··· Data provided ···

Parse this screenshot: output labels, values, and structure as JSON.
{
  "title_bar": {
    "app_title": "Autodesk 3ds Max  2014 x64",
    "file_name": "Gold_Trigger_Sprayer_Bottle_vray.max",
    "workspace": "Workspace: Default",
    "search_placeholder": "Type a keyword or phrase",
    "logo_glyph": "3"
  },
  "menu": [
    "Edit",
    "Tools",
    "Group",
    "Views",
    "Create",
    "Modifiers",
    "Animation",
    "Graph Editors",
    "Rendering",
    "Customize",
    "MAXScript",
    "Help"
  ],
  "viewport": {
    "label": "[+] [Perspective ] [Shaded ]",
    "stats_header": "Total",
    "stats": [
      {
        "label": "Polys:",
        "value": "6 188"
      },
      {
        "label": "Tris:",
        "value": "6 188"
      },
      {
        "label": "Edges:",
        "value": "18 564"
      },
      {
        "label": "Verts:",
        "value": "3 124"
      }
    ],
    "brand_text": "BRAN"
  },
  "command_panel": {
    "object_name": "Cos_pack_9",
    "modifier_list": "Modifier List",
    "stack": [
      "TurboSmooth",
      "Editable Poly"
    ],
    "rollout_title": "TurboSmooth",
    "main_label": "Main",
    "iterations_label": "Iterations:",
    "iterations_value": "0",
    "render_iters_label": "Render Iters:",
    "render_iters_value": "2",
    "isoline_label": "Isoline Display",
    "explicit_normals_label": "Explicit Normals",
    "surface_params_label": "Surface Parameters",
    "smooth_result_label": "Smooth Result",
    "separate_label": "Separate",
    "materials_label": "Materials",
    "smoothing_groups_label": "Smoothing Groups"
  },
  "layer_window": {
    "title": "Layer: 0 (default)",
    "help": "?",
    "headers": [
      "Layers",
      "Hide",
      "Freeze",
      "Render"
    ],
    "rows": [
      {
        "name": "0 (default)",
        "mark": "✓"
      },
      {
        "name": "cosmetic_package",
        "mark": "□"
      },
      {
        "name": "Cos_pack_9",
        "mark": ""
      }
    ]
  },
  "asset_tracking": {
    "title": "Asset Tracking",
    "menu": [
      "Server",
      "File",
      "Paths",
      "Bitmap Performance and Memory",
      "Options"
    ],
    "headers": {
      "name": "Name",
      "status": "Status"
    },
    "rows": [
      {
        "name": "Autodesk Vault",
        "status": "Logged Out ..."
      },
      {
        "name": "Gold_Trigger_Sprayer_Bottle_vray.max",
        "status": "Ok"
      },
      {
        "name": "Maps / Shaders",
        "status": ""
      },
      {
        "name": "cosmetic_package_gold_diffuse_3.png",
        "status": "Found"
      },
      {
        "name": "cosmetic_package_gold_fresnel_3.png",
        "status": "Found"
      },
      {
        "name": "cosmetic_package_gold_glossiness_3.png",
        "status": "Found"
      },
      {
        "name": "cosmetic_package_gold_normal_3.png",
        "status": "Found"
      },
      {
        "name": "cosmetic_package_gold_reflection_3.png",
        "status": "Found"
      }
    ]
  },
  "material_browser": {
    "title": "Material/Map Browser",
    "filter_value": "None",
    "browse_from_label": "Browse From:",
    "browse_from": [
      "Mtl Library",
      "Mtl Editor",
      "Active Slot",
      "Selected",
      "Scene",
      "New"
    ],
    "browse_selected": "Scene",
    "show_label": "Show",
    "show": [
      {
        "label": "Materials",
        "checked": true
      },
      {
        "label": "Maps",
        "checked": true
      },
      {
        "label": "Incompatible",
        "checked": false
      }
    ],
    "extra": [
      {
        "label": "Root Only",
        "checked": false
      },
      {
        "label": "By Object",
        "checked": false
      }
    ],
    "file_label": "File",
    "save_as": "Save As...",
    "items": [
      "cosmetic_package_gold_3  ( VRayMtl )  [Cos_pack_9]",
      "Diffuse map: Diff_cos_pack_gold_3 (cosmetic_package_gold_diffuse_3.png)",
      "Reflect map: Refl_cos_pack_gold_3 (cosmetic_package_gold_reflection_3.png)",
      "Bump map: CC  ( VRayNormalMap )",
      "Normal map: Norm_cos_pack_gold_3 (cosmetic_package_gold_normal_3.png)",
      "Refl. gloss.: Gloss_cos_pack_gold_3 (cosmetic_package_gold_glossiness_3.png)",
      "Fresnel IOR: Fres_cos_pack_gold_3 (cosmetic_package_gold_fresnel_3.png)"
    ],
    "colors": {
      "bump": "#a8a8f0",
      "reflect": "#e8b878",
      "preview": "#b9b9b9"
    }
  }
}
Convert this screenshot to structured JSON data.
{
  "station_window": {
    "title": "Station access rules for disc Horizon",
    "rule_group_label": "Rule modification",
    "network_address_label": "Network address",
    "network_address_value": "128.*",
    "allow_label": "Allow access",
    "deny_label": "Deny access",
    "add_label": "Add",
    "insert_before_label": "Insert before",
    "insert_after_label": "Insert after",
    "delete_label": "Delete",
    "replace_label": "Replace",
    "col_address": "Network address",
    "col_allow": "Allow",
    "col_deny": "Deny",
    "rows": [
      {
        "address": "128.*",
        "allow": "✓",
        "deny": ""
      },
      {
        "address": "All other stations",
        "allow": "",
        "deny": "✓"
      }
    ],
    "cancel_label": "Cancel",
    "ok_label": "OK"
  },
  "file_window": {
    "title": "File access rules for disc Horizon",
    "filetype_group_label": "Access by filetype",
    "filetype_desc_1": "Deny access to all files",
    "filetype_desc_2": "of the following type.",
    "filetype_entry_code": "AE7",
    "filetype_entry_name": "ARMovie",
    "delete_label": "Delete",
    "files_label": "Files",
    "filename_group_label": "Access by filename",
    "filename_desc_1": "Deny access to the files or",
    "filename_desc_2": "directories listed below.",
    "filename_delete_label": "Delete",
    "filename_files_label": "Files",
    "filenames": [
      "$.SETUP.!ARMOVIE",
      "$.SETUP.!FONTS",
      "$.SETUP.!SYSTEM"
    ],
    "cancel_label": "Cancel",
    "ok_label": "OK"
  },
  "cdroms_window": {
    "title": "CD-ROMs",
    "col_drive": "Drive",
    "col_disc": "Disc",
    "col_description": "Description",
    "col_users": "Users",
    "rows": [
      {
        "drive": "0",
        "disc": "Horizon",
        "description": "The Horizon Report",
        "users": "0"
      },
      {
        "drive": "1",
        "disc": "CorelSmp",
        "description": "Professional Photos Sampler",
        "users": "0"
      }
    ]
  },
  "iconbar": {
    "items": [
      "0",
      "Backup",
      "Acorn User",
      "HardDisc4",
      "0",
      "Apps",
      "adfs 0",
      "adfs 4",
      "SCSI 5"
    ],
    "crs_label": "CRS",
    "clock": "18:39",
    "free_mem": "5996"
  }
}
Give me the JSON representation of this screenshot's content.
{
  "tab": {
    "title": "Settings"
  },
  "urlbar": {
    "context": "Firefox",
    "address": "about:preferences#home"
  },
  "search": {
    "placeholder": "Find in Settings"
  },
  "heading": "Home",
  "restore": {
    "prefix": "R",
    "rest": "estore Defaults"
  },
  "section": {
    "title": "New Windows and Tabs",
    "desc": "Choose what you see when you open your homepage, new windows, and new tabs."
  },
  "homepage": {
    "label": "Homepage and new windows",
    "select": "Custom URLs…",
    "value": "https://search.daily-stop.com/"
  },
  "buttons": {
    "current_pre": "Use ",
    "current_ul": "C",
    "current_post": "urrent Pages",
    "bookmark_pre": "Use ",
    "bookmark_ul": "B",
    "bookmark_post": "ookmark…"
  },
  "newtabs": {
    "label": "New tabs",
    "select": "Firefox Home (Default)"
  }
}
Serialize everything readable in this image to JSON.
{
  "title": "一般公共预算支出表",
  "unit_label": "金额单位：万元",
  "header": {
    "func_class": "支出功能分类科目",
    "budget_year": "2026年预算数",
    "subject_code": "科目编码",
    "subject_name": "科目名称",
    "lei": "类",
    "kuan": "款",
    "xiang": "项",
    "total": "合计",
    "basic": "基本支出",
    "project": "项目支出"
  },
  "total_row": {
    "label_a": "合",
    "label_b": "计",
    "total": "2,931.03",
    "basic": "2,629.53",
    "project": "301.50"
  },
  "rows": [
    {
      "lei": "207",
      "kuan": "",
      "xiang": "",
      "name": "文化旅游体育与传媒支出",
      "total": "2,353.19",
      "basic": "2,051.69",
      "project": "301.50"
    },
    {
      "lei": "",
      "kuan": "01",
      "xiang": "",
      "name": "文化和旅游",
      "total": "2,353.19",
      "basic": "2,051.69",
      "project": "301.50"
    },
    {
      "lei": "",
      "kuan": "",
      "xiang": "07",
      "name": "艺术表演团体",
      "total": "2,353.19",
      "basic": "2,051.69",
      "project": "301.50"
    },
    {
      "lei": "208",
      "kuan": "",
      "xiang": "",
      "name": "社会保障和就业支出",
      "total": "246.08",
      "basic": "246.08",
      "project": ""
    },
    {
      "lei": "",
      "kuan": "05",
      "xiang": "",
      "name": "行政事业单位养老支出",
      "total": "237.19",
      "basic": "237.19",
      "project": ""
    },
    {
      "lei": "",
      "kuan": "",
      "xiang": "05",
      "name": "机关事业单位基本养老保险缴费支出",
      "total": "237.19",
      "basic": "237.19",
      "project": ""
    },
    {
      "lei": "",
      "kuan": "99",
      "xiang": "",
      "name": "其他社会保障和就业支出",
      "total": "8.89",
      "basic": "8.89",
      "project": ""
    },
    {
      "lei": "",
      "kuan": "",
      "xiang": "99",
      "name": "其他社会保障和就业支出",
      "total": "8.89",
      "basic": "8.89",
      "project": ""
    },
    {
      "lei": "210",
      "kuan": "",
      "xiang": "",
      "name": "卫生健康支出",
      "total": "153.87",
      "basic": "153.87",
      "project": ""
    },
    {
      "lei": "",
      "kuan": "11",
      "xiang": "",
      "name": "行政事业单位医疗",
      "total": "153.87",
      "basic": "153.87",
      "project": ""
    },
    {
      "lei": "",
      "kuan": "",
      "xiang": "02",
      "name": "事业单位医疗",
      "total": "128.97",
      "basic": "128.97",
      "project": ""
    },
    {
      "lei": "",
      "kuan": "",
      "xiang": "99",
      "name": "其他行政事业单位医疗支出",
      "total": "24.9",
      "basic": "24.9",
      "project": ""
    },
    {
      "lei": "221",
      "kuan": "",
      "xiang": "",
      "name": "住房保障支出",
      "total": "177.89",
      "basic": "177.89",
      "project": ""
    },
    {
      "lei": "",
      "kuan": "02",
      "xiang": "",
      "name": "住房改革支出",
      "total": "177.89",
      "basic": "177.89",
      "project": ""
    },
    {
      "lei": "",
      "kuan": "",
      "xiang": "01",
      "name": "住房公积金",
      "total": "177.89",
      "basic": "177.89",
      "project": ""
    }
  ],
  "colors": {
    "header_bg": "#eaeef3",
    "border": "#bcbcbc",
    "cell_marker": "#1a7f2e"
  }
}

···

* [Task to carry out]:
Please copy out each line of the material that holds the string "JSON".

* [Your response]:
Parse this screenshot: output labels, values, and structure as JSON.
Convert this screenshot to structured JSON data.
Give me the JSON representation of this screenshot's content.
Serialize everything readable in this image to JSON.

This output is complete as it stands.